“Tiger Mom” Amy Chua wrote an entire book about how she’s raised her two daughters with ridiculous levels of strictness. No sleepovers, hours of piano practice, and militaristic academic training shaped the childhoods of her two “poster children” (a term she herself has coined). In a childhood as rigid as the Chua sisters’s, don’t you think music was an escape, or a type of solace? When these girls plunked out melodies from centuries ago, they were able to learn something they would otherwise lack — sentience. This applies to all children who are (in my opinion, inhumanely) conditioned from the womb to the tomb to be perfect. Music is often a part of their lives, and that too a very enjoyable one.

I can relate to this experience. For the first 12 years of my life, I had to sing, and sing, and sing. I was terrible at it and I hated it. My medium-pitch, boyish voice made me sound like a prepubescent lemur every time I tried to sing bhajans or ghazals. But it wasn’t the songs themselves I despised. As a child, beginning to learn about religion and culture, these tunes, albeit rough on the ears, brought me closer to God and began to close the generational gap that existed between my sister and I, and my parents.

In my junior year of high school, I had mental health issues so bad they caused me to miss 73 days of school (not all in a row, thank God). Being a teenager with poor judgement and a car bestowed upon me by my parents, instead of attending school and dealing with my issues internally, I only went to the class periods I wanted to go to. One of these was orchestra class. I’ve been playing the violin since I was 11, the piano since I was 9, and the viola since I was 14. Orchestra class has been in my life every single day since 5th grade. The routine of coming into class, unpacking my instrument, and rehearsing music seems mundane on the surface, and was anything but so.

I usually despise the music we play in class, either for its difficulty or my lack of acquired taste for classical music (despite a lifetime of listening to it. Strange, I know, for a child who was force-fed classical music for years), but what kept me interested was how the music made me feel. Here’s a kind of stupid, but relevant example from my sophomore year. There was a boy I really, really liked. With my hormonal impulses and juvenile understanding of romance, I associated the Elgar Cello Concerto (which, by the way, is a beautiful song) with him. All throughout our immature, superficial relationship lasting three months, I played the song over and over again. Then, when he left me “single” and “depressed”, the cello tune became my solace, my memory of him. I’ve seen this emotional imprinting of music in other places in my life as well.

Which leads to more ridiculous anecdotes from my less wiser times.
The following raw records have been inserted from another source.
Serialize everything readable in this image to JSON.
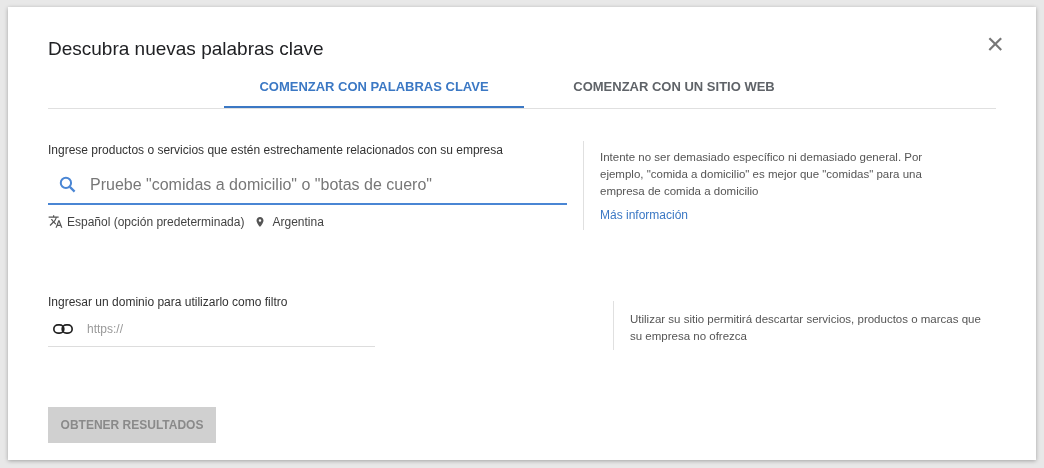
{
  "dialog": {
    "title": "Descubra nuevas palabras clave",
    "close": "×"
  },
  "tabs": [
    {
      "label": "COMENZAR CON PALABRAS CLAVE",
      "selected": true
    },
    {
      "label": "COMENZAR CON UN SITIO WEB",
      "selected": false
    }
  ],
  "keywords": {
    "label": "Ingrese productos o servicios que estén estrechamente relacionados con su empresa",
    "placeholder": "Pruebe \"comidas a domicilio\" o \"botas de cuero\"",
    "language": "Español (opción predeterminada)",
    "location": "Argentina",
    "hint": "Intente no ser demasiado específico ni demasiado general. Por ejemplo, \"comida a domicilio\" es mejor que \"comidas\" para una empresa de comida a domicilio",
    "link": "Más información"
  },
  "domain": {
    "label": "Ingresar un dominio para utilizarlo como filtro",
    "placeholder": "https://",
    "hint": "Utilizar su sitio permitirá descartar servicios, productos o marcas que su empresa no ofrezca"
  },
  "submit": {
    "label": "OBTENER RESULTADOS",
    "disabled": true
  }
}
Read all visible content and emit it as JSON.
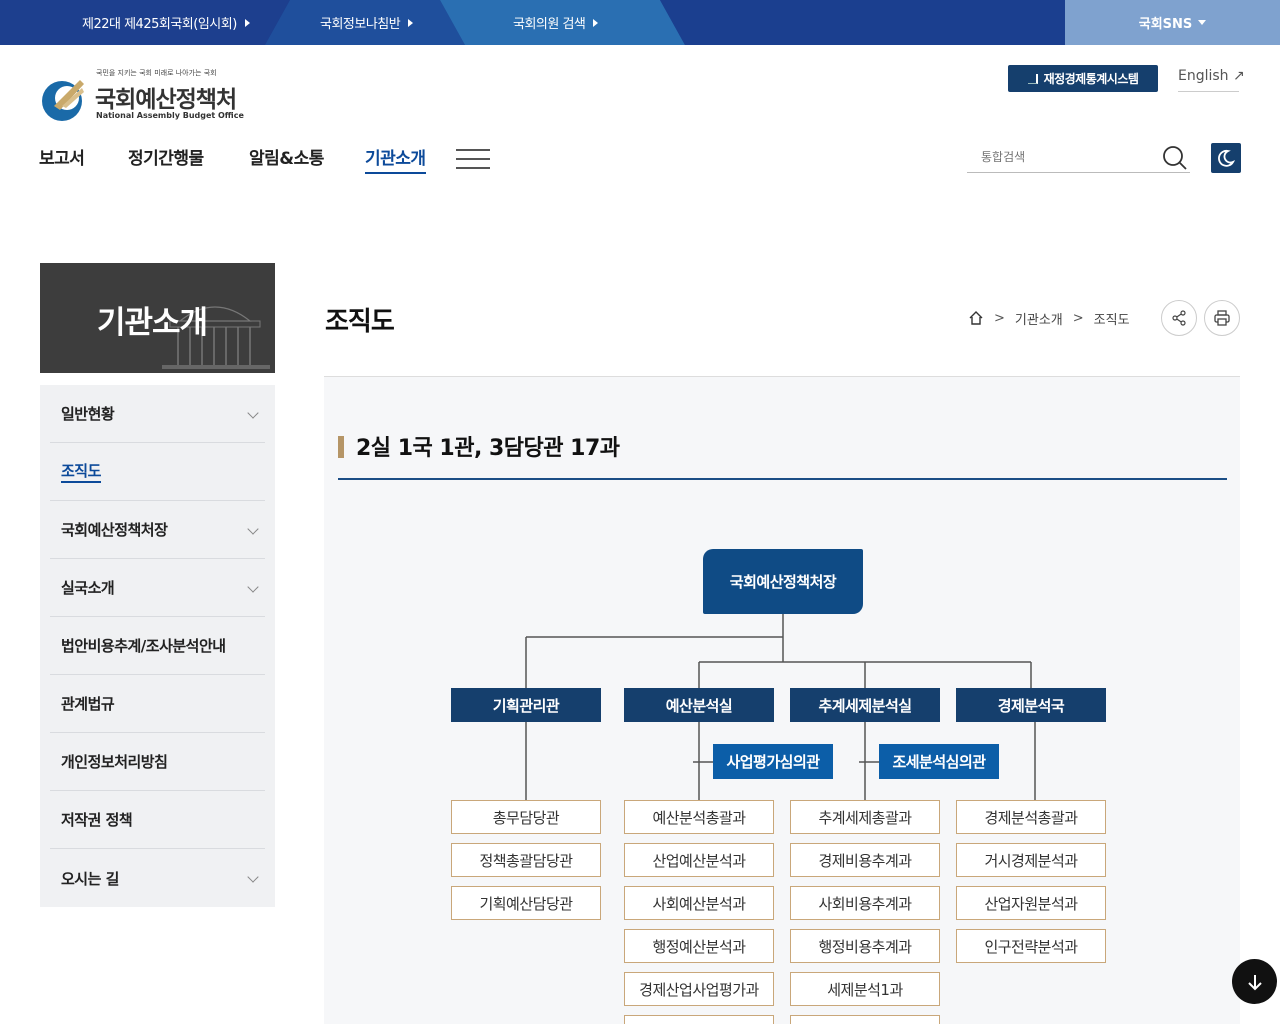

I really hate rap music, particularly because of the aforementioned force-feeding of music, but I love the song Low Life by future. Living in a place where Indians don’t really play sports, let alone hold captain positions on the varsity team (still don’t know how I got that one), the line “represent (expletive)…represent” for some reason, really inspired me to swim fast. I think that being a musician, I listen to that song differently from somebody who isn’t.

I might be overinterpreting, or hyperanalyzing the songs, and associating really deep emotional value to them, but it’s a nice feeling.